flame The lamps of gold — and haughty dome which vies In air with Earth's chief structures, though their
frame. Sits on the firm - set ground--and this the clouds
CLVII. Thou seest not all; but piecemeal thou must break, To separate contemplation, the great whole; And as the ocean many bays will make, That ask the eye — so here condense thy soul To more immediate objects, and control Thy thoughts until thy mind hath got by heart Its eloquent proportions, and unroll In mighty graduations, part by part, The glory which at once upon thee did not dart,
CLVIII. Not by its favlt- but thine: Our outward sense Is, but of gradual grasp—and as it is That what we have of feeling most intense Outstrips, our faint expression; even so this Outshining and o’erwhelming edifice Fools our fond gaze, and greatest of the great Defies at first our Nature's littleness, Till, growing with its growth, we thus dilate Our spirits to the size of that they contemplate.
CLIX. Then pause, and be englighten'd; there is more In such a survey than the sating gaze Of wonder pleased, or awe which would adore The worship of the place, or the mere praise Of art and its great masters, who could raise What former time, nor skill, nor thought could • plan; The fountain of sublimity displays Its depth, and thence may draw the mind of man Its golden sands; and learn what great conceptions CLX. Or, turning to the Vatican, go see Laocoon's torture dignifying pain A father's love and mortal's agony With an immortal's patience blending: - Vain The struggle; vain, against the coiling strain And gripe, and deepening of the dragon's grasp, The old man's clench; the long envenom'd chain Rivets the living links, – the enormous asp Enforces pang on pang, and stifles gasp on gasp.
Or view the Lord of the unerring bow,

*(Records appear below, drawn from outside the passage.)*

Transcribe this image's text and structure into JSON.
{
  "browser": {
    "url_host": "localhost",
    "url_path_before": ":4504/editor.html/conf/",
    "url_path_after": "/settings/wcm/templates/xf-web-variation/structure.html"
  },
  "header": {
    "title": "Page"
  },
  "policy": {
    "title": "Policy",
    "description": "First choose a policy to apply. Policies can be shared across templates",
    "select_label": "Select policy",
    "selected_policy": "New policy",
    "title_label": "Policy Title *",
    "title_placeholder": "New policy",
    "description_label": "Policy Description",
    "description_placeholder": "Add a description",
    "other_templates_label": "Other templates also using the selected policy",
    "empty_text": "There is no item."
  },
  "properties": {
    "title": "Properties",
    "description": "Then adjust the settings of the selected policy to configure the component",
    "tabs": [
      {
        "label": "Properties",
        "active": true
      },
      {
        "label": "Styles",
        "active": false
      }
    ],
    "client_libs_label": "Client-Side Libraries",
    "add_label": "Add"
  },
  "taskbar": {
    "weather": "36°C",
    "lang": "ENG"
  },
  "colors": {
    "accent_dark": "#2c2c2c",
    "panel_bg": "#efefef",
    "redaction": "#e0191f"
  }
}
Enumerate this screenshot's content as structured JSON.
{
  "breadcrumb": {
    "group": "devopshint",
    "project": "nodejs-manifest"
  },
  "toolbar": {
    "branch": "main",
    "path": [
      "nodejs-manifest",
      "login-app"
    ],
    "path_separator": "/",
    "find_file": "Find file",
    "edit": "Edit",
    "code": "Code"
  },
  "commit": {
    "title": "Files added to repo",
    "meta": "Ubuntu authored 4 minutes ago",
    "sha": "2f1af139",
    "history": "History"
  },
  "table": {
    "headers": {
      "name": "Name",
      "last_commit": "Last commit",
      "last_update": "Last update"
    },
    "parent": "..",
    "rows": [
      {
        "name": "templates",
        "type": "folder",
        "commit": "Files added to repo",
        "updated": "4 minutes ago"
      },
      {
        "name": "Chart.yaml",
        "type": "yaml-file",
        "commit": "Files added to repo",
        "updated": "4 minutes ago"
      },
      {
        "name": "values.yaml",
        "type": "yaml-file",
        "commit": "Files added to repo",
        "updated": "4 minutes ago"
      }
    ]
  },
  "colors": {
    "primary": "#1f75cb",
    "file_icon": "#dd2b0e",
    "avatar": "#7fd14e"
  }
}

CLXII. But in his delicate form — a dream of Love Shaped by some solitary nymph, whose breast, Long’d for a deathless lover from above, And madden'd in that vision' - are exprest All that ideal beauty ever bless'd is The mind with in its most unearthly mood : When each conception was a heavenly guest
A ray of immortality and stood, . Starlike, around, until they gather'd to a god!
CLXIII. And if it be Prometheus stole from Heaven The fine which we endure, it was repaid By him to whom the energy was given Which this poetic marble hath array'd With an eternal glory -- which, if made By human hands, is not of human thought; And Time himself hath hallow'd it, nor laid One riøglet in the dust - nor hath it caught A tinge of years, but breathes the flame with which
•'twas wrought. '
CLXIV. But where is he, the Pilgrim of my song, The being who upheld it through the past? Methings he cometh late and tarries long. He is no more-these breathings are his last; His wanderings done, his visions ebbing fast, And he himself as nothing: if he was Aught but a phantasy, and could be class'd With forms which live and suffer- let that pass His shadow fades away into Destruction's mass,
To hover on the verge of darkness; rays